For all of us, it was a challenge at first, stumbling to extract a nugget of beauty from a perhaps-trying day. But, soon enough, we all settled into a rhythm of gratefulness, seeing a simple sunrise, a downpour on a parched landscape, a totaled van with no injuries, or a recently-mauled dog wearing a t-shirt to cover her stitches in the streets of Podgorica…seeing all these things as cause for gratitude. As Kahlil Gibran wrote: “Wake at dawn with a winged heart and give thanks for another day of loving.”

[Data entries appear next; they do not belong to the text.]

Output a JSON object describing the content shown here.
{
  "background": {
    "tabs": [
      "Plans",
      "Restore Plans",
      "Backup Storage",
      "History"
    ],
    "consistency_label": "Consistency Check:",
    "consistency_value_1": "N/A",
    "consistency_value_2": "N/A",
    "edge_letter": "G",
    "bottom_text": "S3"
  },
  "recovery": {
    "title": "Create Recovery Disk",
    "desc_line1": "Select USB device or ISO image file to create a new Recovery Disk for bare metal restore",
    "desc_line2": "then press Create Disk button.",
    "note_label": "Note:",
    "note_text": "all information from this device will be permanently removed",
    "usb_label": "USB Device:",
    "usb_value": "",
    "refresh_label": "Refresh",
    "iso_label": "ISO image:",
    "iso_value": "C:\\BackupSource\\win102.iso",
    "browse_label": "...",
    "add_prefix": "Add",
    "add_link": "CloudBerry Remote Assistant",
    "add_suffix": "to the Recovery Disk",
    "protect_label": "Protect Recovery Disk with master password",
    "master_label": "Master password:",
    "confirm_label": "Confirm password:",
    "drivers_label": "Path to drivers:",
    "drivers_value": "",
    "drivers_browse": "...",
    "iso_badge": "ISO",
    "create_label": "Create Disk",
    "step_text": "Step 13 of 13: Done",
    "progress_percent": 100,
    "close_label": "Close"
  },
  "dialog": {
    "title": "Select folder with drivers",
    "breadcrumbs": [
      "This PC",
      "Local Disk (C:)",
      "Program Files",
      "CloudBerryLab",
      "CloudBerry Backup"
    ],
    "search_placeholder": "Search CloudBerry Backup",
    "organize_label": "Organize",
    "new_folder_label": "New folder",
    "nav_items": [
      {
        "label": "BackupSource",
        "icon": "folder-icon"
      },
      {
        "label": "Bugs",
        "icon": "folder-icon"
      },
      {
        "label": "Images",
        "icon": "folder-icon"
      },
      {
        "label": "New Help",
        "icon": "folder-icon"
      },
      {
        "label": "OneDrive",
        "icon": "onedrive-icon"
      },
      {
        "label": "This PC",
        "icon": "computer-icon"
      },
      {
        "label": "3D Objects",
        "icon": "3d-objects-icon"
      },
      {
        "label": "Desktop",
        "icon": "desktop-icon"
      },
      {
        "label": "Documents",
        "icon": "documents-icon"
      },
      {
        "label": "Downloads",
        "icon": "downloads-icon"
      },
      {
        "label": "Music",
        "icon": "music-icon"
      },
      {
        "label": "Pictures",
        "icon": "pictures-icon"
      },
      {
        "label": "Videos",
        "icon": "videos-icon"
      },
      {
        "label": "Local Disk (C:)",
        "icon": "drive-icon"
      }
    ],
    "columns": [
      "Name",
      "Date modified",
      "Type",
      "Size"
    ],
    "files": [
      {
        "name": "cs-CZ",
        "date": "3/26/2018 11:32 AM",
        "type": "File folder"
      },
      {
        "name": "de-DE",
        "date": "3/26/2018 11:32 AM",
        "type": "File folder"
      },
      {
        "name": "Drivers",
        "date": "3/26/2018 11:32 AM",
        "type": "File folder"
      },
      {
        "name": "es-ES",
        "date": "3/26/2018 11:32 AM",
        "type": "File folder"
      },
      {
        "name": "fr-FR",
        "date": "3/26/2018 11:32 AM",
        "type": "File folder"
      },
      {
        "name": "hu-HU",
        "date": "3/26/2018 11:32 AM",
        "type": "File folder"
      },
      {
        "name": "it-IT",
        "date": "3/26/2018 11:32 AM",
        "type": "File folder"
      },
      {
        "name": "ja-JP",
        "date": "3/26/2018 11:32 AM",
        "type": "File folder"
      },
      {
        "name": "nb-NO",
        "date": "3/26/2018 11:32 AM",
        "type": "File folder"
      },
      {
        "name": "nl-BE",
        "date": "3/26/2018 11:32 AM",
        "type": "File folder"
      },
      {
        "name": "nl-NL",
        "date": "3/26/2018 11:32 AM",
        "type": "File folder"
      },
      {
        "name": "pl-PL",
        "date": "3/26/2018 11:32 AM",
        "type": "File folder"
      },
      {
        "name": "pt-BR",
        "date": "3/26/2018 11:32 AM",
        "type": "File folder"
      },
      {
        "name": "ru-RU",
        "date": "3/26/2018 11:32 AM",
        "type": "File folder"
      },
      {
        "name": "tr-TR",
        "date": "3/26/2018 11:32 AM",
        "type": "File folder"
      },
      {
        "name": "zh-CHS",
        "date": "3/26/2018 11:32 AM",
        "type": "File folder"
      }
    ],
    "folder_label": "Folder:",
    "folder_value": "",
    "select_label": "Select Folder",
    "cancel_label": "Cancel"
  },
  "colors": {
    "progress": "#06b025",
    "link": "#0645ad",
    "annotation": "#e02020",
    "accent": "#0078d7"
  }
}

We fell out of the habit, though. Back home, the chaos of the day and the overwhelm of an increasingly negative world withered our gratitude practice. Sunrises and sunsets pass with nary a notice, days become easily filled with complaints about what we lack (honestly, very little) rather than celebrations of all we have (honestly, all we could possibly need). And, it affects us all: when we lack gratitude for simply being alive and living, we tend to look for more things to fill our days — a new phone, a fancy car, the latest widget — hoping for, desperately grasping for, some excuse to be thankful. And yet, we find, it’s never enough: the widget’s lame, the car gets old, the new phone needs to be replaced by the next new one.
The reasons to be grateful are many, and they’re all around us, every day. The sun rising. Our lungs filling and hearts beating. A loved one beside us, or their memory to guide us. The sun setting, its ebbing light holding the promise of tomorrow. Sitting around the dinner table, holding hands, and saying what we’re grateful for.
As he neared the end of life’s final chapter, Oliver Sacks penned in his book, Gratitude:
I cannot pretend I am without fear. But my predominant feeling is one of gratitude. I have loved and been loved; I have been given much and I have given something in return; I have read and traveled and thought and written…Above all, I have been a sentient being, a thinking animal, on this beautiful planet, and that in itself has been an enormous privilege and adventure.